Carnoustie once again aims to lead the way, this time in the sustainability aspect of the business. The new Head of Sustainability role is a first for Carnoustie, and a rare position within the sport of golf.
Pat Sawers, Lord Lieutenant of Angus and past Chairman of CGLMC Ltd said: “As a current Season Ticket Holder at Carnoustie Golf Links, it’s wonderful to know that the team at the Links are taking the sustainability and ecology of the golf courses seriously. If we want our courses to flourish well into the future, we know that they need to be looked after, and should work harmoniously within the eco-system. It is a great honour to be involved in planting the 1000th tree in this admirable project.”
Brian Boyd, Provost of Angus said “I am extremely honoured to have the opportunity to plant the 1000th tree here at Carnoustie.
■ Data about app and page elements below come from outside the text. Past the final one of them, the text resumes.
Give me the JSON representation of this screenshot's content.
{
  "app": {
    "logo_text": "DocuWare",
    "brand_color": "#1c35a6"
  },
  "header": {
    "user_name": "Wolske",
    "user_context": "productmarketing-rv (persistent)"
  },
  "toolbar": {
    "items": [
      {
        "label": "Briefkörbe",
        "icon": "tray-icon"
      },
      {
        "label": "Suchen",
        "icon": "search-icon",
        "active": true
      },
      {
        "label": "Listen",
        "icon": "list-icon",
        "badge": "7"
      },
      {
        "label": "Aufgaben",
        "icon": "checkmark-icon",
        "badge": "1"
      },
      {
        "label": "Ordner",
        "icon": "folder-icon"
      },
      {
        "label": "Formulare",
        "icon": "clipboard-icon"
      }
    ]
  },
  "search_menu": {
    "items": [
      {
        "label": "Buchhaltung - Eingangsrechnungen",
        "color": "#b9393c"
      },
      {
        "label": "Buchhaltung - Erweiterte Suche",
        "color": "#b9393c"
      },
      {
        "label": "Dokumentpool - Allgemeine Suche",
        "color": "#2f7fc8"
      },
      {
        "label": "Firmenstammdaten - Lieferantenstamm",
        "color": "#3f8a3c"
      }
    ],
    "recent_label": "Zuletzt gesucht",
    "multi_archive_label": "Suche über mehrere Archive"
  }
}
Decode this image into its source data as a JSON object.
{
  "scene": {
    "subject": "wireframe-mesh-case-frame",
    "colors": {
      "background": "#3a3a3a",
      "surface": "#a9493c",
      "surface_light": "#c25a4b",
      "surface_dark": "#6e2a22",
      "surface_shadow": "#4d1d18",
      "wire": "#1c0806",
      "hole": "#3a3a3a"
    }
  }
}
The Links are very well placed to make a significant impact on the local natural environment and it’s excellent to see the great work that’s going on down here. I know that this is not the end of the tireless environmental work that is happening across the organisation and I look forward to seeing more projects like this coming to fruition in the future.”
Councillor David Cheape said: I am very proud to see a project like this taking place in my home town. As Convenor of Carnoustie Golf Links Community Benefits Programme, I often get to see much of the good work that goes on here at Carnoustie, and this is another project that I’m delighted to be part of. The golf courses at Carnoustie are excellent natural habitats and I hope that these new trees will benefit not only the wildlife on the courses, but also enhance the vistas for all of the local people who walk the courses.
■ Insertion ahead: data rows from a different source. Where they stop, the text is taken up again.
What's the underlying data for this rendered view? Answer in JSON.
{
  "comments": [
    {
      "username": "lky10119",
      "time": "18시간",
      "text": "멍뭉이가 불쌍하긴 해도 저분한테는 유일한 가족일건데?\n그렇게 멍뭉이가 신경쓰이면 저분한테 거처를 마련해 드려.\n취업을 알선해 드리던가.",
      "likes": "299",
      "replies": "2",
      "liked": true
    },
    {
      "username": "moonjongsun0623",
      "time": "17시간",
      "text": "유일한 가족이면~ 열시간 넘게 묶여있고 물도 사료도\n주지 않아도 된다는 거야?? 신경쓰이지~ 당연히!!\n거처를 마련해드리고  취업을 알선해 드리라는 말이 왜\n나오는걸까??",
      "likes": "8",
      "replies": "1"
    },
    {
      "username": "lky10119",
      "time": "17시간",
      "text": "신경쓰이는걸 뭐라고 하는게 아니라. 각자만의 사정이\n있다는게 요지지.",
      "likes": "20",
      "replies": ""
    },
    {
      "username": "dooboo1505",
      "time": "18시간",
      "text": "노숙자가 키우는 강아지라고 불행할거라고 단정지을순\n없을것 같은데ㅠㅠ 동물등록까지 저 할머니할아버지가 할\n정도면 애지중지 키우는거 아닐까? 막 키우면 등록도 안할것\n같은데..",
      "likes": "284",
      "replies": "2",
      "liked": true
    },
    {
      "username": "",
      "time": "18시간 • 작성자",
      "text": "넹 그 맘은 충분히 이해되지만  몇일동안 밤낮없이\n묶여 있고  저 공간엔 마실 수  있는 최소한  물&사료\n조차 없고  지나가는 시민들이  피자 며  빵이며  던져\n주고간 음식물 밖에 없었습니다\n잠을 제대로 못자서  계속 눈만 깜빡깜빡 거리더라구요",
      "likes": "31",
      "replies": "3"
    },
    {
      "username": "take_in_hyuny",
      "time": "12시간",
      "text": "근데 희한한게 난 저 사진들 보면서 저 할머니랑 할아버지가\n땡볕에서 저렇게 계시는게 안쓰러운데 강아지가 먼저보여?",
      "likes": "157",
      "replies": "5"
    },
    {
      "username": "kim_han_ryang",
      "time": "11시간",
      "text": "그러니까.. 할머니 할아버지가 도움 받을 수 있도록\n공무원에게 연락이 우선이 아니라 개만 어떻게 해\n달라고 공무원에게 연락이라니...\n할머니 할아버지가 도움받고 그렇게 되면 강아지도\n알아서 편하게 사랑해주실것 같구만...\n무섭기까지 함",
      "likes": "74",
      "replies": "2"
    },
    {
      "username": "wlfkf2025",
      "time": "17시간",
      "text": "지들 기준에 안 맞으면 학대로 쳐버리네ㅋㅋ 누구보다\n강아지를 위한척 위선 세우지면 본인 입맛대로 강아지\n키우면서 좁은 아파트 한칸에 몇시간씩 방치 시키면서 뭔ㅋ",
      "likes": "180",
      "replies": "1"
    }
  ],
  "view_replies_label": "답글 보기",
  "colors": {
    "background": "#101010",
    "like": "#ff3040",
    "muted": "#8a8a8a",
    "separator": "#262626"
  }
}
In a bid to contribute further to the area of sustainability within the golf industry, Carnoustie are currently working with Bob Taylor and Sophie Olejnik, Ecological Consultants from The R&A with the purpose of delivering an exciting new 5-year project which has the aim of demonstrating the biodiversity value of golf courses. The R&A Sustainable Championship Agronomy Team have selected a series of exemplar Championship venues for this project to be undertaken, one of which is Carnoustie Golf Links. Although the study was to be contained only over The Carnoustie Championship Course, the scope has been widened to cover the whole estate. Carnoustie hopes to help by providing further evidence to illustrate that golf is good for the maintenance of natural habitats and biodiversity. The project will consist of a series of surveys including wildlife audits and habitat condition assessments. The information gathered will be used to inform the management of habitats to further enhance the golf course, and to develop a monitoring plan to be delivered over four years focussing on different groups of population across mammals, plants, invertebrates, herpetofauna (amphibians and reptiles) and birds. It is hoped that the project will be able to truly quantify the ecological value of golf.
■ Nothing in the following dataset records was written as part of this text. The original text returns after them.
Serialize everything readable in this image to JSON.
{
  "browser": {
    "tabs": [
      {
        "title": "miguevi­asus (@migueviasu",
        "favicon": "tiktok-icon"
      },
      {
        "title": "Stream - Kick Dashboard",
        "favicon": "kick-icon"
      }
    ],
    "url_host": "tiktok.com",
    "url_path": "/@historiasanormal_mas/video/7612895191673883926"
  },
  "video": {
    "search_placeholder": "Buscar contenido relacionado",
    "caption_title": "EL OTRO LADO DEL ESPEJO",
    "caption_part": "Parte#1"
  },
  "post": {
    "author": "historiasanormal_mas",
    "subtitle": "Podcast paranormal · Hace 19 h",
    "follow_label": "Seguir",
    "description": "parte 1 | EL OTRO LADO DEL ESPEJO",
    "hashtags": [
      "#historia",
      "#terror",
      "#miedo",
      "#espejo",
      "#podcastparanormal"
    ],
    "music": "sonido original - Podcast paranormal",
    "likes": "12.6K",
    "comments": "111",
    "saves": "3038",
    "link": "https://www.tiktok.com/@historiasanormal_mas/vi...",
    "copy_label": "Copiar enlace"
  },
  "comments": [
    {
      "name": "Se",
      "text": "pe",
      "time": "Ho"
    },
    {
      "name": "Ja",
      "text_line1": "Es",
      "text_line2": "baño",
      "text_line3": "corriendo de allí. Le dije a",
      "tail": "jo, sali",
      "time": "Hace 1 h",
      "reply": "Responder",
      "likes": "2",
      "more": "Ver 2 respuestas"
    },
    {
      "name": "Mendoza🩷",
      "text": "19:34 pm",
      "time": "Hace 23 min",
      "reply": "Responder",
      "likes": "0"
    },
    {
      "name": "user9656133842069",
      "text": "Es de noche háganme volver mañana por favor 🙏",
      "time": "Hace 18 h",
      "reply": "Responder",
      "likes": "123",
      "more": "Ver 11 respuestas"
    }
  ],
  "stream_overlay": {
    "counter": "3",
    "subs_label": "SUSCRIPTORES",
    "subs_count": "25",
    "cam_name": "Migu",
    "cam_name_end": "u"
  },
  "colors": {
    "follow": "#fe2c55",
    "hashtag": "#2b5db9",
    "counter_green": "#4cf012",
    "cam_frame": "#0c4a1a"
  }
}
Carnoustie Golf Links is not new to contributing to the nature on the courses, over the years, the Links have carried out a wealth of environmental projects with some highlights including Operation Pollinator – where wildflower seeds were sown throughout the courses (on areas out with play) and kidney vetch planting – to help encourage more Small Blue Butterflies to the area. Both projects were carried out with help from the local primary schools. Sea Pea planting has also taken place in conjunction with Dundee Botanic Gardens. Furthermore, managed turf areas have been cut down to increase habitat corridors and the acquisition of an Eco Green Composter has helped recycle turf, soil, and sand to create a great growing medium for future works on the Links.